I can imagine the right-wing talk show hosts, even without tuning in.
I could write the script the minute the report came out the other day showing that the wealth gap between whites and minorities has increased and that blacks -- unlike whites or Hispanics -- actually saw their net worth decline from 1996 to 2002.
The report was socioeconomic manna to those eager to point to the poor personal choices by blacks who would rather buy frivolous stuff than save or invest.
It conjures up a compelling image: A Jheri-curled guy in gold jewelry, drinking a 40-ounce and smoking a cigarette, while watching his big-screen TV.
There's just one problem: Anyone who thinks that this explains the wealth gap would be wrong -- on all five counts.
The Jheri-curl? Black households average about $40 per year on hair-care products, compared with $54 for whites.
Jewelry? Blacks spend about $58 per year, compared with $150 for whites.
Beer and ale? Black households average $75, compared with $108 for whites.
Smokes? Blacks spend $195 on cigarettes, compared with $284 for whites.

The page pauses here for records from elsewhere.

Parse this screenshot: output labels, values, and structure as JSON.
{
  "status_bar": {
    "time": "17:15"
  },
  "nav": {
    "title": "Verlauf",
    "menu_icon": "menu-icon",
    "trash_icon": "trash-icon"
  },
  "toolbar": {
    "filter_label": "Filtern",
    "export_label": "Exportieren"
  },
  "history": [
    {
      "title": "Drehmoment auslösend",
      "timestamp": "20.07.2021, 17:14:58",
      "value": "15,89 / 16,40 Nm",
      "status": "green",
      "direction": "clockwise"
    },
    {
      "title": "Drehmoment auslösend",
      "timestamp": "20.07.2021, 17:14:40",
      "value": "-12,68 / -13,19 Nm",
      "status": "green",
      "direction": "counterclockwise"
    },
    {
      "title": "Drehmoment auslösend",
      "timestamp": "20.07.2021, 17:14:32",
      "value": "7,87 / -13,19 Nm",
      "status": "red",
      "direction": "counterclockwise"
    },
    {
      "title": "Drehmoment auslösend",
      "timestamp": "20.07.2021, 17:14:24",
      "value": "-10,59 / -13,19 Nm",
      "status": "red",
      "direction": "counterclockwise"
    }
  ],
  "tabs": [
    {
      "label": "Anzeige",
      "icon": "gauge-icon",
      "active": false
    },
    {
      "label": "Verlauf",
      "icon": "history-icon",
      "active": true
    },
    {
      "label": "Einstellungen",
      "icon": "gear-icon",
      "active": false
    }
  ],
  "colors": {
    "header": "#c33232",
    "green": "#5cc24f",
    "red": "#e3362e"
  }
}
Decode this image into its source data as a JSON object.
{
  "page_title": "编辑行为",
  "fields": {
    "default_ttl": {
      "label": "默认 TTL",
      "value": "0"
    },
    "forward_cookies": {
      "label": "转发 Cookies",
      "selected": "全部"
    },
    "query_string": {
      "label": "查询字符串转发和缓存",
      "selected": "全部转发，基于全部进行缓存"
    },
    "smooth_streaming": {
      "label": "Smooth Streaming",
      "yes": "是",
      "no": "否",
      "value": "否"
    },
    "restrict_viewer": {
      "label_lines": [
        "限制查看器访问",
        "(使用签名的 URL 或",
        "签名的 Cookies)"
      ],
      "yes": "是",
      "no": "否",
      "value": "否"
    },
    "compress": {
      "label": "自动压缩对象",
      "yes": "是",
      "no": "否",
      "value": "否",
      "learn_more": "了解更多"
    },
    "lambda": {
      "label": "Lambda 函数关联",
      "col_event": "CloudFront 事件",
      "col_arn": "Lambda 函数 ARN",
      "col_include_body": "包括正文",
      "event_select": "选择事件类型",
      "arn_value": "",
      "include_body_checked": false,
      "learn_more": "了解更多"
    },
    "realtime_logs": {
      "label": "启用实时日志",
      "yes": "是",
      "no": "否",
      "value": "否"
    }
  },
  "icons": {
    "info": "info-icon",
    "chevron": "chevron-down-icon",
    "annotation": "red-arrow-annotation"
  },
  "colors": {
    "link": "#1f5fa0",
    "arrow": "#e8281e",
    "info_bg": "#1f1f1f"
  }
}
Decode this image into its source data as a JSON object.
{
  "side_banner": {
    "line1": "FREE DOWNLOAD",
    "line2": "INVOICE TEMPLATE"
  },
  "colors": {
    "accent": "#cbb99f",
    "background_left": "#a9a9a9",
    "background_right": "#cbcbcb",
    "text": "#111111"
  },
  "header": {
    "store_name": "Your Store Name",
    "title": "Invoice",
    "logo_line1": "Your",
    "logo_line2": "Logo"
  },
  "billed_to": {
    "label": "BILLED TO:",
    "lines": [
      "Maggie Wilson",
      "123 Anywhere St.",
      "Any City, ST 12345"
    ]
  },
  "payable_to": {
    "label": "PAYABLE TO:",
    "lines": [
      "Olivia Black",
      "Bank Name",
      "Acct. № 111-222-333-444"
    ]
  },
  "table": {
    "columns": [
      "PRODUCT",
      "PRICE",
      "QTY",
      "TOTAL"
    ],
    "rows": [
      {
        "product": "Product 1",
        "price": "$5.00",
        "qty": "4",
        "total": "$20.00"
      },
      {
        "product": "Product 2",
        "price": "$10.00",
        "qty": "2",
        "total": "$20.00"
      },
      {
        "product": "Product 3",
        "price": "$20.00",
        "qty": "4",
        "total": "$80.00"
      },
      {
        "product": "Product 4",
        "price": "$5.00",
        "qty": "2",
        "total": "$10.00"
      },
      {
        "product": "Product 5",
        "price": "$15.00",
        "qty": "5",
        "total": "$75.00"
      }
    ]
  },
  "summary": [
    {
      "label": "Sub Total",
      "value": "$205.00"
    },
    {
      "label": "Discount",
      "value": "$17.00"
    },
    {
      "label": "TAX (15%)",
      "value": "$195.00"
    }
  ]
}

And the plasma, flat-screen TV? Blacks average $65 on television sets, compared with $71 for whites.
The data comes from the 2001 book "Best Customers: Demographics of Consumer Demand" and is based on the federal government's Consumer Expenditure Survey. Given what the recession has done to blacks, the gaps are probably even larger today.
In other words, you can't explain why whites' median net worth of $88,651 is 14 times that of blacks' -- and 11 times that of Hispanics' -- by pointing simply to spending habits.

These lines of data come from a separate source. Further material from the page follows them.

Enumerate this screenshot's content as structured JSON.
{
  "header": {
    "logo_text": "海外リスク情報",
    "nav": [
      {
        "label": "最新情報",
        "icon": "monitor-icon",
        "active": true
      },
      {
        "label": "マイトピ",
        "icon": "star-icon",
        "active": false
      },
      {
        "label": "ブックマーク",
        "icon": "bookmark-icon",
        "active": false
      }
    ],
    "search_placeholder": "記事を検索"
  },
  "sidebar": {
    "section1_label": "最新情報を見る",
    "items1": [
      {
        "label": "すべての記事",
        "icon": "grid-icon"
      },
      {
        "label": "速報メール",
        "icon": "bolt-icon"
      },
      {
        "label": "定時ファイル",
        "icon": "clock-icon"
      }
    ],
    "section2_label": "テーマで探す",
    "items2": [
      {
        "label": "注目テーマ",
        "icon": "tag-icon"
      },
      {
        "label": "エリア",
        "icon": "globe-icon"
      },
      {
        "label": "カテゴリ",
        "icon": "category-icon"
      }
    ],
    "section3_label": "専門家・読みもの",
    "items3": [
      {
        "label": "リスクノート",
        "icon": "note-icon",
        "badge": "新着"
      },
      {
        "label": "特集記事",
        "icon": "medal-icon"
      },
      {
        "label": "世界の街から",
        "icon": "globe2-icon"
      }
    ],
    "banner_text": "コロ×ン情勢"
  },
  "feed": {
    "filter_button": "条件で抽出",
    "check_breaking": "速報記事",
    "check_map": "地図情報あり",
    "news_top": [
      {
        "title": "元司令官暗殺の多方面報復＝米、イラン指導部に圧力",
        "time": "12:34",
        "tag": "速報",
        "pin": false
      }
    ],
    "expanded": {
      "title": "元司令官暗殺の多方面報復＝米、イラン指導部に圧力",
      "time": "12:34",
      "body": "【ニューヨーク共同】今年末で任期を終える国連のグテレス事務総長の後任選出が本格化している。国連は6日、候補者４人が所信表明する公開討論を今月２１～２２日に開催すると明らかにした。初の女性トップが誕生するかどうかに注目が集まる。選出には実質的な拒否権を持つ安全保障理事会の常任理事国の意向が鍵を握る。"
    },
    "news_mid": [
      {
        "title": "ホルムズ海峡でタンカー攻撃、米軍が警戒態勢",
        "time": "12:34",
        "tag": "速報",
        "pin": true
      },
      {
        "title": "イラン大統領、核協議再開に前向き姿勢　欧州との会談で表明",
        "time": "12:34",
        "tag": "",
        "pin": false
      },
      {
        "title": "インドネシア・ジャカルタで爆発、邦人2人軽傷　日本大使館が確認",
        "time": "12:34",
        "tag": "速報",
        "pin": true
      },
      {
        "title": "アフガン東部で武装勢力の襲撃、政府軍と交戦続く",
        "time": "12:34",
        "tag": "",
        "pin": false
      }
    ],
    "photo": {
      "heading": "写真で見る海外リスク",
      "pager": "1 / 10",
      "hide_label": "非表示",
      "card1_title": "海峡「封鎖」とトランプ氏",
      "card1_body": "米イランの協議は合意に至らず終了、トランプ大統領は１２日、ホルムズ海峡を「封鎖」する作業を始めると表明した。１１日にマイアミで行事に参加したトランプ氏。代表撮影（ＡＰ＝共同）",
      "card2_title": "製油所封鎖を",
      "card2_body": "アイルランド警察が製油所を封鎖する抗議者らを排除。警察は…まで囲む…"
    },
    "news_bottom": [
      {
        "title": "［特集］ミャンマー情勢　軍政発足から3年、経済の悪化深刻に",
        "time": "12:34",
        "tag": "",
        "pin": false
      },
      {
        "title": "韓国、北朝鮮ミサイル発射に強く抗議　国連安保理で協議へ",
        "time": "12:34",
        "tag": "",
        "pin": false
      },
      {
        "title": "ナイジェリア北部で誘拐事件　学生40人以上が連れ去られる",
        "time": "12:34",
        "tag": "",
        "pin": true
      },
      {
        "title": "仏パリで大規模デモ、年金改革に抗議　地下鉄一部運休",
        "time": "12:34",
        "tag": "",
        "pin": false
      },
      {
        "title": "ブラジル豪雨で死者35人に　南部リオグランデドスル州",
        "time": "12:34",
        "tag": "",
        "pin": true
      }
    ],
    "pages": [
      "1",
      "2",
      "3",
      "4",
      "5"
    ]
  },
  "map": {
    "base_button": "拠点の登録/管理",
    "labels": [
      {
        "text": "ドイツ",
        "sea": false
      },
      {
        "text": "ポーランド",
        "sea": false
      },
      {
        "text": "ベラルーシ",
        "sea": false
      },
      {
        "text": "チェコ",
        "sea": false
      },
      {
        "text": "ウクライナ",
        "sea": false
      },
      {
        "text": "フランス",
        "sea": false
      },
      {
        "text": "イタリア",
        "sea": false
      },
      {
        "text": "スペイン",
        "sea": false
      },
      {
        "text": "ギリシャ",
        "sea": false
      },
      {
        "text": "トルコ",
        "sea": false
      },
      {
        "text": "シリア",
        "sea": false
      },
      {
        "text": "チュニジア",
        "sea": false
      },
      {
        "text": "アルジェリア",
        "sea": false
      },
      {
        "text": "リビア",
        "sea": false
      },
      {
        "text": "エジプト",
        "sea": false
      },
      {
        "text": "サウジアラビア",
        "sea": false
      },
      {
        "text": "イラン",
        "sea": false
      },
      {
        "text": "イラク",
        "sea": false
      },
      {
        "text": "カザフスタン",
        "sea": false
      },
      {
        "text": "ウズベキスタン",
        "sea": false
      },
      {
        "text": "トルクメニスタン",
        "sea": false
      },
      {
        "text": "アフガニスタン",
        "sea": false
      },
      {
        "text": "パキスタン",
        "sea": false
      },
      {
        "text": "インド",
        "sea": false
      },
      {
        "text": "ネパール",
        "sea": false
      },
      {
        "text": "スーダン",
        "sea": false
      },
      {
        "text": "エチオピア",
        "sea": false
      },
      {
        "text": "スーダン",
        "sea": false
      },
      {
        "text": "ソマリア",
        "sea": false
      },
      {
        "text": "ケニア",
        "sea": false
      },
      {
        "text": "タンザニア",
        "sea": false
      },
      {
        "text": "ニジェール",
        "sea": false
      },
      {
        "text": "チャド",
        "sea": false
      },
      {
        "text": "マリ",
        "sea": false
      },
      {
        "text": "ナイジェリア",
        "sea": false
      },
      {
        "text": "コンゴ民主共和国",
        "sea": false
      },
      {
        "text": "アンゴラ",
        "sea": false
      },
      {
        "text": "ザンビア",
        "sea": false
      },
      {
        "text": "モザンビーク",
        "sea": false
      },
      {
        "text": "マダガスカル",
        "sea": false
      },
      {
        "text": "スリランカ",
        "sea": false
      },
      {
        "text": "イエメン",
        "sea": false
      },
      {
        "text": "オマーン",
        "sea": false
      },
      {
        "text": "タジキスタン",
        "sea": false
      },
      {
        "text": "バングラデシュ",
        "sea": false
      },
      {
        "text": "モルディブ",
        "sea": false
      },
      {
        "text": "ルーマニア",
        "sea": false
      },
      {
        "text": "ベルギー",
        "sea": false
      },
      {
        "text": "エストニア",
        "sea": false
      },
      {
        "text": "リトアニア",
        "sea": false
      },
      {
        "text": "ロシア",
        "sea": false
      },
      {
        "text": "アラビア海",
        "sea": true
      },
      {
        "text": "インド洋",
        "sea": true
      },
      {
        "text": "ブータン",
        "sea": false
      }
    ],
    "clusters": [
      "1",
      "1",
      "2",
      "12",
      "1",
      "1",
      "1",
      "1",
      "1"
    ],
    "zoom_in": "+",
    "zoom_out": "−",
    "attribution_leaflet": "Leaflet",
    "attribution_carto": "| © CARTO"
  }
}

"It's really a stereotype that says behavior, or consumptive behavior, contributes to this," said Dalton Conley, author of "Being Black, Living in the Red: Race, Wealth and Social Policy in America."
So what does explain the wealth gap? As the name of Conley's book implies, it's a legacy of U.S. social policy, such as guaranteeing low-interest housing loans for whites to develop the suburbs while building inner-city high-rises for blacks to rent. That meant a generation of whites built up equity, while blacks couldn't.
Years later, that meant whites had something to borrow against to put their kids through college; blacks didn't.
Compound that by the fact that whites, by virtue of sheer numbers, dictate housing values. The law of supply and demand means that wherever whites want to live, values go up, and vice versa, Conley has noted. And since school funding is tied to property values, it means whites get the best education -- which helps perpetuate their advantages. And we haven't even talked about redlining or job discrimination.
With black savings rates already comparable to those of whites, Conley fears that it will take something dramatic -- such as reparations -- to close the wealth gap. But with most whites unwilling to even acknowledge the real reasons behind the gap, I wouldn't bet my inheritance on that.
One step is more self-help, the philosophy that infuses the Black Capital Network's annual Economic Empowerment Conference, being held Saturday at the Buffalo Marriott. But even that requires access to capital, which typically requires the equity that blacks as a group don't have to begin with. And the gap perpetuates itself.
None of that is to excuse the poor choices some blacks make. After all, as Avis learned, when you're No. 2, you need to try harder -- and be smarter.
However, focusing on that misses the bigger picture. The wealth gap didn't arise by accident; it resulted from conscious social policy. And it will be closed only through conscious social policy.
But how much have you heard about that during this presidential campaign?